AIM OF THE EXERCISE ::
Begin at the line containing "Read all visible content and emit it as JSON." and end at the final line of the entries. Please reproduce those lines exactly.
Start of DATA EXTRACT
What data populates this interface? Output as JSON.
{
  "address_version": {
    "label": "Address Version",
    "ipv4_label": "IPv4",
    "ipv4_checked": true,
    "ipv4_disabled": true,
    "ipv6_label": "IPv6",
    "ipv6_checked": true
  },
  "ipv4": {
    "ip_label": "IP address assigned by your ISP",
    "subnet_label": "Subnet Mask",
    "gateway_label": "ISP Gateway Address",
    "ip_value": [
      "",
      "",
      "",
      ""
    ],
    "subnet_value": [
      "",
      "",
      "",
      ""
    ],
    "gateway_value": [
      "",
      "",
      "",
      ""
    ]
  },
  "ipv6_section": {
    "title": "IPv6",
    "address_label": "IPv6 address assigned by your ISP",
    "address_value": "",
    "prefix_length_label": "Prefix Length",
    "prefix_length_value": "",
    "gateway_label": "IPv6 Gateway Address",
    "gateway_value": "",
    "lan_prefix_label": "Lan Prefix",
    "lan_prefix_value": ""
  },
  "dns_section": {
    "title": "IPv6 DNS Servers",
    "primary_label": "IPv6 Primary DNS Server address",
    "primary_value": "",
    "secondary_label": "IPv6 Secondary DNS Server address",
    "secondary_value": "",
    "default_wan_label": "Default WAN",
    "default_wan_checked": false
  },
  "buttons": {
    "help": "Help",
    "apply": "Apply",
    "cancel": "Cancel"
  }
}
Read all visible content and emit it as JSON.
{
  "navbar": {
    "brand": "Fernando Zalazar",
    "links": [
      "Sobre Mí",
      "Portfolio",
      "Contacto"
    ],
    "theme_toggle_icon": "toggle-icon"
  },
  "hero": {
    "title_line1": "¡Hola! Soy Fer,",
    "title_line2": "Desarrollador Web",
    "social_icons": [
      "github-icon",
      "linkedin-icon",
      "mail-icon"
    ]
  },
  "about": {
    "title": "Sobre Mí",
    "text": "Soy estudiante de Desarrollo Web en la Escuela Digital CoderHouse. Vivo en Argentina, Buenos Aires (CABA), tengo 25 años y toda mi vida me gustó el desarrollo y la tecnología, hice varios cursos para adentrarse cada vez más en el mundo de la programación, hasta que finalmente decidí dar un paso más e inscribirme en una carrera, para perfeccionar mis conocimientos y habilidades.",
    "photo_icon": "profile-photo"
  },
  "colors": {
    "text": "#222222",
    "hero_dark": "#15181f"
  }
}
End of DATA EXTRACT
TASK RESPONSE ::
Read all visible content and emit it as JSON.
{
  "navbar": {
    "brand": "Fernando Zalazar",
    "links": [
      "Sobre Mí",
      "Portfolio",
      "Contacto"
    ],
    "theme_toggle_icon": "toggle-icon"
  },
  "hero": {
    "title_line1": "¡Hola! Soy Fer,",
    "title_line2": "Desarrollador Web",
    "social_icons": [
      "github-icon",
      "linkedin-icon",
      "mail-icon"
    ]
  },
  "about": {
    "title": "Sobre Mí",
    "text": "Soy estudiante de Desarrollo Web en la Escuela Digital CoderHouse. Vivo en Argentina, Buenos Aires (CABA), tengo 25 años y toda mi vida me gustó el desarrollo y la tecnología, hice varios cursos para adentrarse cada vez más en el mundo de la programación, hasta que finalmente decidí dar un paso más e inscribirme en una carrera, para perfeccionar mis conocimientos y habilidades.",
    "photo_icon": "profile-photo"
  },
  "colors": {
    "text": "#222222",
    "hero_dark": "#15181f"
  }
}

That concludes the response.